= Problem to solve =
Quote the records that follow in full, leaving the pictures out.

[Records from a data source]
-------
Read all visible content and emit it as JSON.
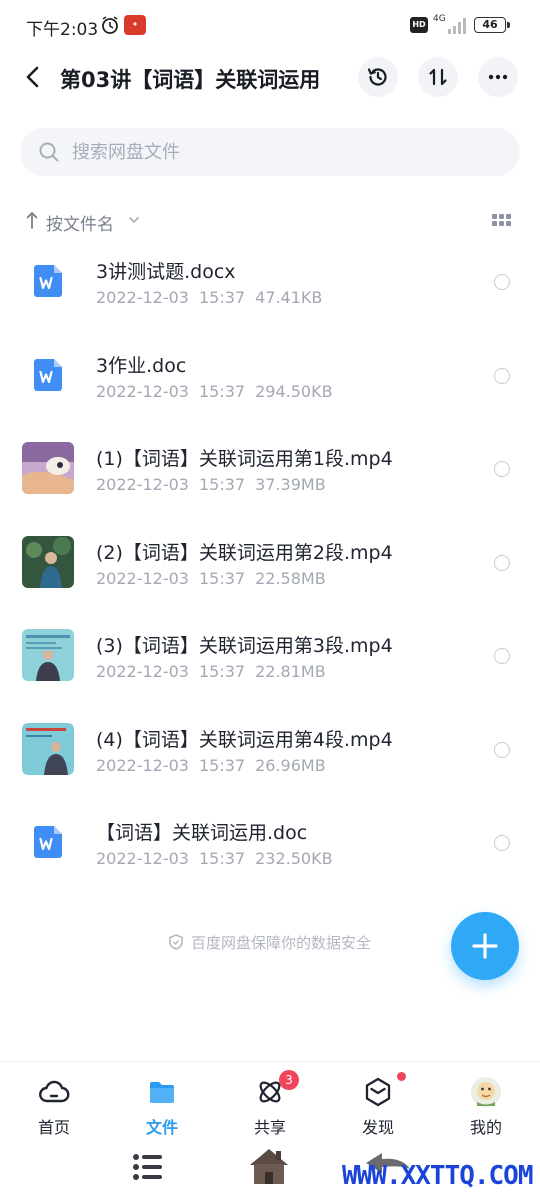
{
  "status_bar": {
    "time": "下午2:03",
    "network": "4G",
    "hd": "HD",
    "battery": "46"
  },
  "header": {
    "title": "第03讲【词语】关联词运用"
  },
  "search": {
    "placeholder": "搜索网盘文件"
  },
  "sort": {
    "label": "按文件名"
  },
  "files": [
    {
      "name": "3讲测试题.docx",
      "date": "2022-12-03",
      "time": "15:37",
      "size": "47.41KB",
      "type": "doc"
    },
    {
      "name": "3作业.doc",
      "date": "2022-12-03",
      "time": "15:37",
      "size": "294.50KB",
      "type": "doc"
    },
    {
      "name": "(1)【词语】关联词运用第1段.mp4",
      "date": "2022-12-03",
      "time": "15:37",
      "size": "37.39MB",
      "type": "video"
    },
    {
      "name": "(2)【词语】关联词运用第2段.mp4",
      "date": "2022-12-03",
      "time": "15:37",
      "size": "22.58MB",
      "type": "video"
    },
    {
      "name": "(3)【词语】关联词运用第3段.mp4",
      "date": "2022-12-03",
      "time": "15:37",
      "size": "22.81MB",
      "type": "video"
    },
    {
      "name": "(4)【词语】关联词运用第4段.mp4",
      "date": "2022-12-03",
      "time": "15:37",
      "size": "26.96MB",
      "type": "video"
    },
    {
      "name": "【词语】关联词运用.doc",
      "date": "2022-12-03",
      "time": "15:37",
      "size": "232.50KB",
      "type": "doc"
    }
  ],
  "footer_note": "百度网盘保障你的数据安全",
  "tabs": [
    {
      "label": "首页"
    },
    {
      "label": "文件"
    },
    {
      "label": "共享",
      "badge": "3"
    },
    {
      "label": "发现"
    },
    {
      "label": "我的"
    }
  ],
  "watermark": "WWW.XXTTQ.COM",
  "colors": {
    "accent": "#2d9bef",
    "fab": "#2fa9f5",
    "badge": "#f0445a",
    "doc_icon": "#3f8df5"
  }
}
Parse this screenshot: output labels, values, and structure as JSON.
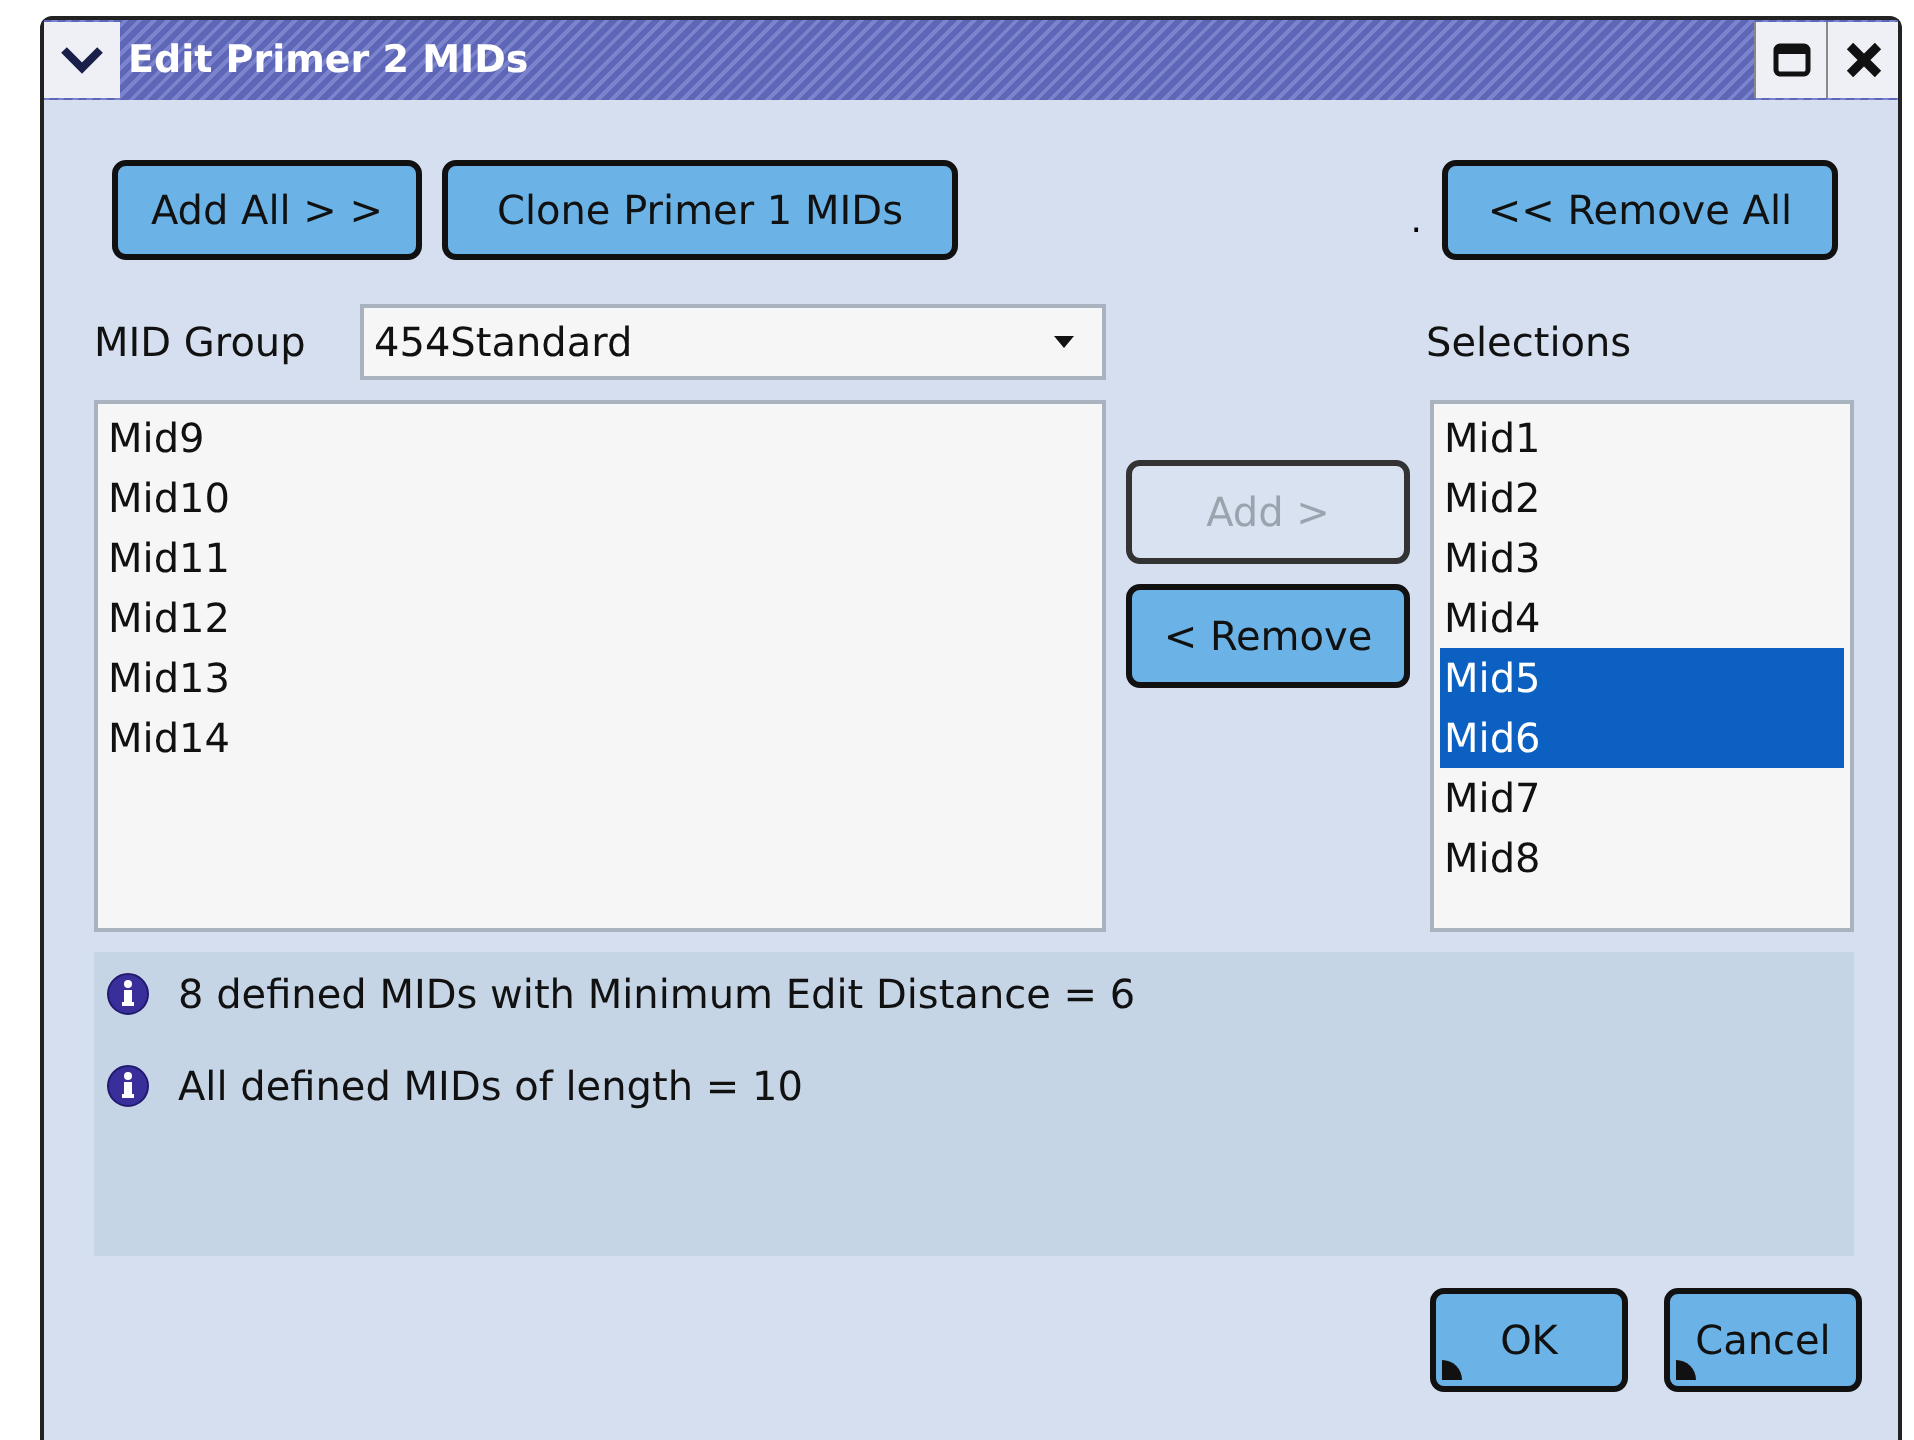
{
  "window": {
    "title": "Edit Primer 2 MIDs"
  },
  "top_buttons": [
    {
      "label": "Add All > >",
      "disabled": false
    },
    {
      "label": "Clone Primer 1 MIDs",
      "disabled": false
    }
  ],
  "separator_dot": ".",
  "remove_all_button": {
    "label": "<< Remove All",
    "disabled": false
  },
  "mid_group": {
    "label": "MID Group",
    "value": "454Standard"
  },
  "selections_label": "Selections",
  "available": [
    {
      "label": "Mid9",
      "selected": false
    },
    {
      "label": "Mid10",
      "selected": false
    },
    {
      "label": "Mid11",
      "selected": false
    },
    {
      "label": "Mid12",
      "selected": false
    },
    {
      "label": "Mid13",
      "selected": false
    },
    {
      "label": "Mid14",
      "selected": false
    }
  ],
  "move_buttons": [
    {
      "label": "Add >",
      "disabled": true
    },
    {
      "label": "< Remove",
      "disabled": false
    }
  ],
  "selections": [
    {
      "label": "Mid1",
      "selected": false
    },
    {
      "label": "Mid2",
      "selected": false
    },
    {
      "label": "Mid3",
      "selected": false
    },
    {
      "label": "Mid4",
      "selected": false
    },
    {
      "label": "Mid5",
      "selected": true
    },
    {
      "label": "Mid6",
      "selected": true
    },
    {
      "label": "Mid7",
      "selected": false
    },
    {
      "label": "Mid8",
      "selected": false
    }
  ],
  "messages": [
    "8 defined MIDs with Minimum Edit Distance = 6",
    "All defined MIDs of length = 10"
  ],
  "dialog_buttons": [
    {
      "label": "OK",
      "disabled": false
    },
    {
      "label": "Cancel",
      "disabled": false
    }
  ]
}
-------
= Output of the task =
Read all visible content and emit it as JSON.
{
  "status_bar": {
    "time": "下午2:03",
    "network": "4G",
    "hd": "HD",
    "battery": "46"
  },
  "header": {
    "title": "第03讲【词语】关联词运用"
  },
  "search": {
    "placeholder": "搜索网盘文件"
  },
  "sort": {
    "label": "按文件名"
  },
  "files": [
    {
      "name": "3讲测试题.docx",
      "date": "2022-12-03",
      "time": "15:37",
      "size": "47.41KB",
      "type": "doc"
    },
    {
      "name": "3作业.doc",
      "date": "2022-12-03",
      "time": "15:37",
      "size": "294.50KB",
      "type": "doc"
    },
    {
      "name": "(1)【词语】关联词运用第1段.mp4",
      "date": "2022-12-03",
      "time": "15:37",
      "size": "37.39MB",
      "type": "video"
    },
    {
      "name": "(2)【词语】关联词运用第2段.mp4",
      "date": "2022-12-03",
      "time": "15:37",
      "size": "22.58MB",
      "type": "video"
    },
    {
      "name": "(3)【词语】关联词运用第3段.mp4",
      "date": "2022-12-03",
      "time": "15:37",
      "size": "22.81MB",
      "type": "video"
    },
    {
      "name": "(4)【词语】关联词运用第4段.mp4",
      "date": "2022-12-03",
      "time": "15:37",
      "size": "26.96MB",
      "type": "video"
    },
    {
      "name": "【词语】关联词运用.doc",
      "date": "2022-12-03",
      "time": "15:37",
      "size": "232.50KB",
      "type": "doc"
    }
  ],
  "footer_note": "百度网盘保障你的数据安全",
  "tabs": [
    {
      "label": "首页"
    },
    {
      "label": "文件"
    },
    {
      "label": "共享",
      "badge": "3"
    },
    {
      "label": "发现"
    },
    {
      "label": "我的"
    }
  ],
  "watermark": "WWW.XXTTQ.COM",
  "colors": {
    "accent": "#2d9bef",
    "fab": "#2fa9f5",
    "badge": "#f0445a",
    "doc_icon": "#3f8df5"
  }
}
Parse this screenshot: output labels, values, and structure as JSON.
{
  "window": {
    "title": "Edit Primer 2 MIDs"
  },
  "top_buttons": [
    {
      "label": "Add All > >",
      "disabled": false
    },
    {
      "label": "Clone Primer 1 MIDs",
      "disabled": false
    }
  ],
  "separator_dot": ".",
  "remove_all_button": {
    "label": "<< Remove All",
    "disabled": false
  },
  "mid_group": {
    "label": "MID Group",
    "value": "454Standard"
  },
  "selections_label": "Selections",
  "available": [
    {
      "label": "Mid9",
      "selected": false
    },
    {
      "label": "Mid10",
      "selected": false
    },
    {
      "label": "Mid11",
      "selected": false
    },
    {
      "label": "Mid12",
      "selected": false
    },
    {
      "label": "Mid13",
      "selected": false
    },
    {
      "label": "Mid14",
      "selected": false
    }
  ],
  "move_buttons": [
    {
      "label": "Add >",
      "disabled": true
    },
    {
      "label": "< Remove",
      "disabled": false
    }
  ],
  "selections": [
    {
      "label": "Mid1",
      "selected": false
    },
    {
      "label": "Mid2",
      "selected": false
    },
    {
      "label": "Mid3",
      "selected": false
    },
    {
      "label": "Mid4",
      "selected": false
    },
    {
      "label": "Mid5",
      "selected": true
    },
    {
      "label": "Mid6",
      "selected": true
    },
    {
      "label": "Mid7",
      "selected": false
    },
    {
      "label": "Mid8",
      "selected": false
    }
  ],
  "messages": [
    "8 defined MIDs with Minimum Edit Distance = 6",
    "All defined MIDs of length = 10"
  ],
  "dialog_buttons": [
    {
      "label": "OK",
      "disabled": false
    },
    {
      "label": "Cancel",
      "disabled": false
    }
  ]
}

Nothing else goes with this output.